More than 6 million children in the United States have been diagnosed with attention-deficit/hyperactivity disorder (ADHD). Although stimulant medications have been shown to be helpful for ADHD symptoms, some people also use complementary health approaches.
The evidence on whether omega-3 fatty acid supplements are helpful for ADHD symptoms is inconclusive. Some studies have shown modest benefits, but omega-3s don’t work as well as stimulant medications.
Melatonin may be helpful for sleep disorders in people with ADHD, and it appears to be safe when used short term. However, little is known about its long-term safety.
There’s not enough evidence to support the use of pycnogenol or ginkgo biloba for ADHD.
St. John’s wort is no better than a placebo (an inactive substance) for ADHD symptoms.

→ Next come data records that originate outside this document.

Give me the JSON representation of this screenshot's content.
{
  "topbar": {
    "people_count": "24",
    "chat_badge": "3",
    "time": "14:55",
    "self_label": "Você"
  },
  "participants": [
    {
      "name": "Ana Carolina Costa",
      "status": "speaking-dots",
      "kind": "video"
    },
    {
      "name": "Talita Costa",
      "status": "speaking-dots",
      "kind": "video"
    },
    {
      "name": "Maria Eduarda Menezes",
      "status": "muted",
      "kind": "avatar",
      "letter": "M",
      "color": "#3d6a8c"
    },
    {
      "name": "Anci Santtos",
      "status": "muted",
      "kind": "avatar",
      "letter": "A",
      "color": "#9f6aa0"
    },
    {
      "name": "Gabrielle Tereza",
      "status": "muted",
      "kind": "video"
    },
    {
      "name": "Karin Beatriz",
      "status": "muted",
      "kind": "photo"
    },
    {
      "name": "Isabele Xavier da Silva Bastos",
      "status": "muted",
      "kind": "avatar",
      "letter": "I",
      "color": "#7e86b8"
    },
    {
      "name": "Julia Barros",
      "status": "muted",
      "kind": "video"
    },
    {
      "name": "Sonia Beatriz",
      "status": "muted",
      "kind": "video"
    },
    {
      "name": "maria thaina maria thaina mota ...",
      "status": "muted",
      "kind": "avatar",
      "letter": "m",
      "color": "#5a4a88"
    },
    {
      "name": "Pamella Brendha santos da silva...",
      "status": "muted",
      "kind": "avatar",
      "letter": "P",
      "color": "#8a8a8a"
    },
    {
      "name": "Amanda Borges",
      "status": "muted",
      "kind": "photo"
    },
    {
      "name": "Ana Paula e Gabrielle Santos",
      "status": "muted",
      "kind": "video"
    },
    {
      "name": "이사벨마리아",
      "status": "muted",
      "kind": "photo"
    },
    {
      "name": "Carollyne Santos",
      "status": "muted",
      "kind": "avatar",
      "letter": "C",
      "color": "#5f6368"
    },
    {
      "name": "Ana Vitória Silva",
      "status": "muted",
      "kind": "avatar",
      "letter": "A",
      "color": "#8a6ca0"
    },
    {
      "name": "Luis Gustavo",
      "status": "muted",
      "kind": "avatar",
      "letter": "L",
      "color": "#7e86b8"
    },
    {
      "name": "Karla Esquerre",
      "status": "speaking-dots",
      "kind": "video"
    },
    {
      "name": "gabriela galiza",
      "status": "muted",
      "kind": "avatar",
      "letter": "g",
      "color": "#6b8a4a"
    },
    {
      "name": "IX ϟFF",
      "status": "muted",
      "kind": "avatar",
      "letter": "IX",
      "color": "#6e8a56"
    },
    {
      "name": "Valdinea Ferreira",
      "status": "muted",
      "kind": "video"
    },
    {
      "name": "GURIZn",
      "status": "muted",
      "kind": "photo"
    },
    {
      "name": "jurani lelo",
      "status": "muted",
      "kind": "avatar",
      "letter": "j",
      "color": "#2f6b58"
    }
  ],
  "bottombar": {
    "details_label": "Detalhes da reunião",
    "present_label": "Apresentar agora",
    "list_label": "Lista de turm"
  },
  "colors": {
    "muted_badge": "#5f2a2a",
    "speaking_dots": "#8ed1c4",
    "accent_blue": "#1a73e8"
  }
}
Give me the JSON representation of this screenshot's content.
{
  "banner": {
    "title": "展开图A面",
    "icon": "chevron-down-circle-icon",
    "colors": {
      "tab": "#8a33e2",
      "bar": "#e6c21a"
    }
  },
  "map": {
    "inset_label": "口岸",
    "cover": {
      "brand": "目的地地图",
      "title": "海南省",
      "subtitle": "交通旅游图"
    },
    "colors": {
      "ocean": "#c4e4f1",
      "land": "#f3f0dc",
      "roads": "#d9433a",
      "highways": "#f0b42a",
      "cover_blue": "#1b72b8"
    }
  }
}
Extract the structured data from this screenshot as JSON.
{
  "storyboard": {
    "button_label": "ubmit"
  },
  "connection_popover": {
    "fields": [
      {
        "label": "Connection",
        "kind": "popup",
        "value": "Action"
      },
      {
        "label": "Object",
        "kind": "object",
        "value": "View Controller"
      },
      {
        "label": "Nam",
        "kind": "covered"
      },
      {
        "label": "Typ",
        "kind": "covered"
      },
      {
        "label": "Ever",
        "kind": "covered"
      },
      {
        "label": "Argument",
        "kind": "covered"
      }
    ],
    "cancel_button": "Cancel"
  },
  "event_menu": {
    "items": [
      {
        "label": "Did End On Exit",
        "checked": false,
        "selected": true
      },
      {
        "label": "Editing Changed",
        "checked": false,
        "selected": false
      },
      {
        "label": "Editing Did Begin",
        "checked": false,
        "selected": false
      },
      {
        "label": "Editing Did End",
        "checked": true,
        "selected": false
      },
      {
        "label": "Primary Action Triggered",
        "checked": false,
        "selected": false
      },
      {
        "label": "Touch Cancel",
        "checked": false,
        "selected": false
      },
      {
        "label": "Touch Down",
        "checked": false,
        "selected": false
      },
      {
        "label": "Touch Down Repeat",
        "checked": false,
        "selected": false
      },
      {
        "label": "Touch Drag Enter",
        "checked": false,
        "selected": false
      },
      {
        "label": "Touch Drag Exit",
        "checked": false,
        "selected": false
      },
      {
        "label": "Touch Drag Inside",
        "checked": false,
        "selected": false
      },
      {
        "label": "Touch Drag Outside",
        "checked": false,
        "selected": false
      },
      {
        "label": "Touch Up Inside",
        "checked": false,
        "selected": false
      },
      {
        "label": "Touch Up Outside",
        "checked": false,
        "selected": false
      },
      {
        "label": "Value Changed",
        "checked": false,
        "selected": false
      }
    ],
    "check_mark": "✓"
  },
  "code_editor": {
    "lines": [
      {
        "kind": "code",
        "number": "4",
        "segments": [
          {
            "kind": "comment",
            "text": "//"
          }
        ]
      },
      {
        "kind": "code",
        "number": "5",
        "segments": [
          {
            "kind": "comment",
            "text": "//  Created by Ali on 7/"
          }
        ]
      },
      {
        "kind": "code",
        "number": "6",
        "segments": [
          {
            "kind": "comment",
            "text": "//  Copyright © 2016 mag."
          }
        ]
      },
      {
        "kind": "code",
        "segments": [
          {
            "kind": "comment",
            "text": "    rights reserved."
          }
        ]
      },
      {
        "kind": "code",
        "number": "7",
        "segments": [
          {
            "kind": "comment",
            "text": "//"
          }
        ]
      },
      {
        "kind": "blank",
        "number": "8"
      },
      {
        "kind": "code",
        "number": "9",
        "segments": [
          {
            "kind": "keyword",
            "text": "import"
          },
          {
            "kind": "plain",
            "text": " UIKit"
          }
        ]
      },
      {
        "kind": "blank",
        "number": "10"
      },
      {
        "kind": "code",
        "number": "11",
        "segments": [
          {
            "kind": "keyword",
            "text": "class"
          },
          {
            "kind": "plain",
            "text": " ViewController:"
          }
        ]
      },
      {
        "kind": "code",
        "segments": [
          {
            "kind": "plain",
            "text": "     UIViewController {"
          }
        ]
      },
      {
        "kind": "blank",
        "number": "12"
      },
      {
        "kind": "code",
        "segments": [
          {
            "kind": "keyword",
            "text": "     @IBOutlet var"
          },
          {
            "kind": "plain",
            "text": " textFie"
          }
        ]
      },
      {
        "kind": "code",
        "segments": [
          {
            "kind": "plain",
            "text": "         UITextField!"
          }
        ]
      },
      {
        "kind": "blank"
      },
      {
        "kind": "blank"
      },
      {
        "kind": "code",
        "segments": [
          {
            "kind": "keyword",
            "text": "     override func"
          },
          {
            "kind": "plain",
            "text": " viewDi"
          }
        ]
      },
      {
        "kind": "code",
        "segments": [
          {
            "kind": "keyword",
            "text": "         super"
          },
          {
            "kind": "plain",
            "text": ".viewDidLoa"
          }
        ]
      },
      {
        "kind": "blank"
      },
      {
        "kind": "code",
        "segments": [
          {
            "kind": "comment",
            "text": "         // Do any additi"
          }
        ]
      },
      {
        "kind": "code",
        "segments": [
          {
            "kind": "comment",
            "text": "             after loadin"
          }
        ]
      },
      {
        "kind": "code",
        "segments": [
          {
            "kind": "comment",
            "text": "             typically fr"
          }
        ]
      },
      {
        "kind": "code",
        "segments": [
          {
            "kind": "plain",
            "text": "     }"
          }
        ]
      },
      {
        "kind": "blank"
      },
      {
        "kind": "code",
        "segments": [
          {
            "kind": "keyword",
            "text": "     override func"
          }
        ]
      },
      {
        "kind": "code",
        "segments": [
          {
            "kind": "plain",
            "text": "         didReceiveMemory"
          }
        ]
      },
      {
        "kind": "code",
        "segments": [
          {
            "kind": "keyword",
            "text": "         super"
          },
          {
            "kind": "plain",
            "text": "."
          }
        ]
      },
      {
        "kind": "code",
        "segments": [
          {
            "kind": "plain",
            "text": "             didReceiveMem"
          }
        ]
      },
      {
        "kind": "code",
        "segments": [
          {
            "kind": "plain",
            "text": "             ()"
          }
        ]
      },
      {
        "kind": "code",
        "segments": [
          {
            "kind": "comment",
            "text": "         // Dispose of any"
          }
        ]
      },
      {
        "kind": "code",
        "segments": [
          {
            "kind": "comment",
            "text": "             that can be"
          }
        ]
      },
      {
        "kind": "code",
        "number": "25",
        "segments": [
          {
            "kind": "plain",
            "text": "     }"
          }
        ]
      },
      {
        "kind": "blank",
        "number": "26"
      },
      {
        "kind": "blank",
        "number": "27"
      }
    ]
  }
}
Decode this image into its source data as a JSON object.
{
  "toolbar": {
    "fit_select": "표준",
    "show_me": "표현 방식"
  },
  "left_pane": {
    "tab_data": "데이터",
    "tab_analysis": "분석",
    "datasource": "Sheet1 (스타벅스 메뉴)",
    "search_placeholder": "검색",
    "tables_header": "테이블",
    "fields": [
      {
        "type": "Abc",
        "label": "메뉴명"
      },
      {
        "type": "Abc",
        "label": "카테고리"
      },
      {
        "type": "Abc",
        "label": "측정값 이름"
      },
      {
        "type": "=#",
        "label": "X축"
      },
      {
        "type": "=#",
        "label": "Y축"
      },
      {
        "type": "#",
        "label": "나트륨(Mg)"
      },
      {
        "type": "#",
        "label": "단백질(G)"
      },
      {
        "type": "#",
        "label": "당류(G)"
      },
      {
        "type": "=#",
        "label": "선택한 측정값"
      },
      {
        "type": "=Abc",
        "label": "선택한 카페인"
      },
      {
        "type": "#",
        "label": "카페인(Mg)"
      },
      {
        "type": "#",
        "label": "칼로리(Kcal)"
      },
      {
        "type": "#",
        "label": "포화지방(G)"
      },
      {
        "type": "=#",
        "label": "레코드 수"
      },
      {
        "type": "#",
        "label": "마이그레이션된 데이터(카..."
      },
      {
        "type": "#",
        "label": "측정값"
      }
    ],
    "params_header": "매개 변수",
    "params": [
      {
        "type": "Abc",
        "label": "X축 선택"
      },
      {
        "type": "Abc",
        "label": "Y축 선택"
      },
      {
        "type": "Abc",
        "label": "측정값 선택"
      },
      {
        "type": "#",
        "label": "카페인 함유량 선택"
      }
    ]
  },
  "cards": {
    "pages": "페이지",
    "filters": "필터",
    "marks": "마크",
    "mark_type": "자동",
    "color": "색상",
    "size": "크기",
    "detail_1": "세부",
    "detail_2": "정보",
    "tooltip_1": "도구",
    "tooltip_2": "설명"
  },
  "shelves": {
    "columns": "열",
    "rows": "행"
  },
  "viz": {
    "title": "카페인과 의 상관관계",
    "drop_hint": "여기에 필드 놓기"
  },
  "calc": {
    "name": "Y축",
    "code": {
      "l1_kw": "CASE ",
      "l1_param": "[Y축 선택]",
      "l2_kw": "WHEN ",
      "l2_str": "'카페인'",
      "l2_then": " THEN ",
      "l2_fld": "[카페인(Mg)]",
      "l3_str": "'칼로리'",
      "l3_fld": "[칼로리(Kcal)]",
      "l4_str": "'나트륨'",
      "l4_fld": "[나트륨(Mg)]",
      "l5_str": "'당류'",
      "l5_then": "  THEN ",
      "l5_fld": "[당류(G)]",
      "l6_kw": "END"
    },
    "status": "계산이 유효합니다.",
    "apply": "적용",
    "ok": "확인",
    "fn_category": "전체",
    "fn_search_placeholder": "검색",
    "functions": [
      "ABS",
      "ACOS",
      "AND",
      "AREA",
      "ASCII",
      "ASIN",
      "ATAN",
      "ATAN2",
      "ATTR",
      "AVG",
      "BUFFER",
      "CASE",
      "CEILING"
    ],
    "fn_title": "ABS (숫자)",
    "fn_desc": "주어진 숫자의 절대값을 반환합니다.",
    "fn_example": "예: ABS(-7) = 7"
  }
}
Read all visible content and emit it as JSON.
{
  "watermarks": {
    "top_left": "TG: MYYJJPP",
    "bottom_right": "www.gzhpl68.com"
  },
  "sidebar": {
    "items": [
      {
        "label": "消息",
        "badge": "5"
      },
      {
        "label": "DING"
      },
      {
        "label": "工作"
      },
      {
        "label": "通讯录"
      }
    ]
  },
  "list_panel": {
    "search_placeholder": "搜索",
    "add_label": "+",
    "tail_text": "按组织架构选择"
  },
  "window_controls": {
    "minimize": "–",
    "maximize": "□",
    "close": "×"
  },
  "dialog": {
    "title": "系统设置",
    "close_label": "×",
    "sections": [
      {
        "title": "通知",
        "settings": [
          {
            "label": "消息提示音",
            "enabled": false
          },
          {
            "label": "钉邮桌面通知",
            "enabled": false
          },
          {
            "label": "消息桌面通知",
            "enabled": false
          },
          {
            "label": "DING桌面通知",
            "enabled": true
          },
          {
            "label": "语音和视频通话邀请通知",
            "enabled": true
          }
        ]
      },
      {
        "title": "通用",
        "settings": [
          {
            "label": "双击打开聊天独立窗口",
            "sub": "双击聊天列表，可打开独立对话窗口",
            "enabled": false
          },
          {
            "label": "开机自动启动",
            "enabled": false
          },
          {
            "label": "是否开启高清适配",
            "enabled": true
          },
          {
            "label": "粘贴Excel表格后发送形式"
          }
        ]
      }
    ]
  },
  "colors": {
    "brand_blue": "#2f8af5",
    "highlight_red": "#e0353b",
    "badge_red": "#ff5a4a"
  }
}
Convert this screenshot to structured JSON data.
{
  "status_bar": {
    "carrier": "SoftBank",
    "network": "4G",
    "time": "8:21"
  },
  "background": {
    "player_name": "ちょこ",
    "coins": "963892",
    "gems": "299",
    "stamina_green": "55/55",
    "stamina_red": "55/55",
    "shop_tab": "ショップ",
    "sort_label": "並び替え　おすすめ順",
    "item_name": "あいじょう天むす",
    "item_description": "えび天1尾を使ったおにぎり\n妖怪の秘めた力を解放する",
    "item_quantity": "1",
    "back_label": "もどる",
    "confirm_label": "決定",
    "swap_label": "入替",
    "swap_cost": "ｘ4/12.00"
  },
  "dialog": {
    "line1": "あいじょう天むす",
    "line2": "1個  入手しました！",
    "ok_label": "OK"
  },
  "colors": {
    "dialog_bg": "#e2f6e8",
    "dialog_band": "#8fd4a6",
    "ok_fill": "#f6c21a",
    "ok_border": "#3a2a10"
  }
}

This herb interacts in undesirable and potentially dangerous ways with many medicines.
There isn’t enough evidence to draw any conclusions about whether acupuncture is safe or helpful for ADHD symptoms.
No firm conclusions can be drawn about whether meditation-based therapies are helpful for ADHD. However, exercise, including yoga, can have short-term benefits on ADHD symptoms.
If you’re considering using any complementary health approach for ADHD for your child, discuss it with the child’s health care provider.